To make salt, they take sea water as a basic raw material, then use beach sand and salty mud (or impure ash made by manpower) under sunlight and wind power to vaporize it, while pouring and stirring the solution to make it into bittern, the salt and water solution that remains after salt has crystallized out of a brine. Then it is turned into raw salt by heating it with a wood fire.
"It seems very simple but the whole process is divided into as many as 13 steps," said Xu. "I can lead you to the place where brine is produced, the most important material in the process."
In another shack, almost the same as Xu Baoshan's, there were five big jars in front, three standing in the open and the other two buried into the earth. Sixty-nine-year-old Xu Kaihua, also a salt-maker, introduced himself as a brine worker and demonstrated how the jugs were sealed with clay plugs and then buried.
"There is salty mud in the jar, which contains salt crystals. And the clay plug can let water through and allow it to melt the salt in mud. Then the water carrying salt will run into this container," said Xu Kaihua, pointing to a smaller jar next to it, also buried but open to the air. "We call this kind of water 'brine.' It is what you see being boiled there."
Following his instructions, we poured several cups of tap water on the top. Minutes later, a cloudy stream ran out. Xu took out a tool that was similar to a wooden ladle and filled it with brine. Two small balls floated on the water's surface, but one was still submerged.

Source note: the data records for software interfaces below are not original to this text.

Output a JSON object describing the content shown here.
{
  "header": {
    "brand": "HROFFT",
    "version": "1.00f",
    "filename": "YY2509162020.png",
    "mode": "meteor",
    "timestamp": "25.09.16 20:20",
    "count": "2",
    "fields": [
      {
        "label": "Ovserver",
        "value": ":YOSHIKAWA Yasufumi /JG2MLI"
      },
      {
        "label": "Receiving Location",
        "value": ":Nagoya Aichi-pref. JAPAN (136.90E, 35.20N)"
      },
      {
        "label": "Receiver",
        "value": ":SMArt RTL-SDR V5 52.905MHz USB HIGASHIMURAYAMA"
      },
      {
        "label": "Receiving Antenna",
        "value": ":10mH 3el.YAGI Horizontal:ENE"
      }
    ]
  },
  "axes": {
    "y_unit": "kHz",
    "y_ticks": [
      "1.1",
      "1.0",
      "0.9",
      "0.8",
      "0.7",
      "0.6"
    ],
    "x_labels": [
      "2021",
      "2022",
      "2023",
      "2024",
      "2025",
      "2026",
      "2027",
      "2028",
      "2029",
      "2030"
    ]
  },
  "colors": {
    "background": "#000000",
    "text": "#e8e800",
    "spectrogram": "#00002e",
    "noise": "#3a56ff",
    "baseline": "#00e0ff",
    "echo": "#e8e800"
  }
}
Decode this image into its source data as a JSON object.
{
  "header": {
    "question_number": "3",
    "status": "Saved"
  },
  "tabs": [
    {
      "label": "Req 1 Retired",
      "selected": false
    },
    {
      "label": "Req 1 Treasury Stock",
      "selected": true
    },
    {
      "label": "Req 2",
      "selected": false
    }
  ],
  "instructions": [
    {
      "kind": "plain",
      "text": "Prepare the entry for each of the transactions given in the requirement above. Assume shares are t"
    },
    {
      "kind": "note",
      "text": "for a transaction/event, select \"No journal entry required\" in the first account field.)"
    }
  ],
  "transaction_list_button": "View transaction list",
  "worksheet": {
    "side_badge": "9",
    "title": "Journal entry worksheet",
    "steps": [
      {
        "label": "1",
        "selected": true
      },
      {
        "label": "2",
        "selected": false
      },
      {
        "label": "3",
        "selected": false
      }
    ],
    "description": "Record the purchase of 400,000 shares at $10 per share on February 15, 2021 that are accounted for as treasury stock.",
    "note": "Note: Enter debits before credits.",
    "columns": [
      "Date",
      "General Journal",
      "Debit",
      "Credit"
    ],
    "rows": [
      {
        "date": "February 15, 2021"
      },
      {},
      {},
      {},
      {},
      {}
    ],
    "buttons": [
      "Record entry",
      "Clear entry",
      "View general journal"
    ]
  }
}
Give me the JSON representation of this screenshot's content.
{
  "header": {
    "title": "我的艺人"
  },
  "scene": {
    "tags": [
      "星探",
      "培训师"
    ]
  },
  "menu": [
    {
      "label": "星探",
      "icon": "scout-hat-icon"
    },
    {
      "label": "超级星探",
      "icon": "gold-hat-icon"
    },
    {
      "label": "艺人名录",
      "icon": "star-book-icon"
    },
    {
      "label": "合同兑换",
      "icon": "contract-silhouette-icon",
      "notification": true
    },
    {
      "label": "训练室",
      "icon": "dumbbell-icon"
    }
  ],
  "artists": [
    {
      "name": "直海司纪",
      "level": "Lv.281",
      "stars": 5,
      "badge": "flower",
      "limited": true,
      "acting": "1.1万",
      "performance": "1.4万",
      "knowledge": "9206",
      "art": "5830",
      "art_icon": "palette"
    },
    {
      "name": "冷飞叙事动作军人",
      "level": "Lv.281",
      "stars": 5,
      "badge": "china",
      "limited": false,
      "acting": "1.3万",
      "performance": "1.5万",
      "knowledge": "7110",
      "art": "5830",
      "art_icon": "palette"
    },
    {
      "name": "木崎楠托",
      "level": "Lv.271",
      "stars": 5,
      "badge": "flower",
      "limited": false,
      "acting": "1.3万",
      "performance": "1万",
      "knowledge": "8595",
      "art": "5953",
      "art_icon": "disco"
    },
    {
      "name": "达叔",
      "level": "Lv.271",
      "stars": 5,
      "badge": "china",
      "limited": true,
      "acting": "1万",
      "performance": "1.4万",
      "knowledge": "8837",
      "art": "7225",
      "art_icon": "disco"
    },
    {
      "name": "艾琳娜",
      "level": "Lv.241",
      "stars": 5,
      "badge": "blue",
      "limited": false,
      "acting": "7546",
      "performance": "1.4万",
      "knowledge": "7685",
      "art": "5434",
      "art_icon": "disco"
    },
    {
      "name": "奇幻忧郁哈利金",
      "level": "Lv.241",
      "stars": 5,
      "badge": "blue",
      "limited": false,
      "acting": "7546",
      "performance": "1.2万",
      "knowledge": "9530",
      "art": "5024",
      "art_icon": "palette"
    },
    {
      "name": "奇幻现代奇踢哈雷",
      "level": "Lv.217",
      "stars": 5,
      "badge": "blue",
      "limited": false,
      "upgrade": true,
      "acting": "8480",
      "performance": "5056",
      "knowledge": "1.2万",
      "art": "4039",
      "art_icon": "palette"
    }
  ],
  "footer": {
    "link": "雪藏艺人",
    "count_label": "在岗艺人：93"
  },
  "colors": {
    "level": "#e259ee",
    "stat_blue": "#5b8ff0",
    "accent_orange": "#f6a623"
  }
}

"Two balls are floating, which means the brine is about 22 degrees according to our traditional measurement. If the brine meets that degree, it can be sent to be boiled," said Xu, explaining the tool is close to a Western densimeter, but was invented centuries before that. "The balls are made of resin. If all three floated, the degree would be 24.5, which is rarely seen by this method."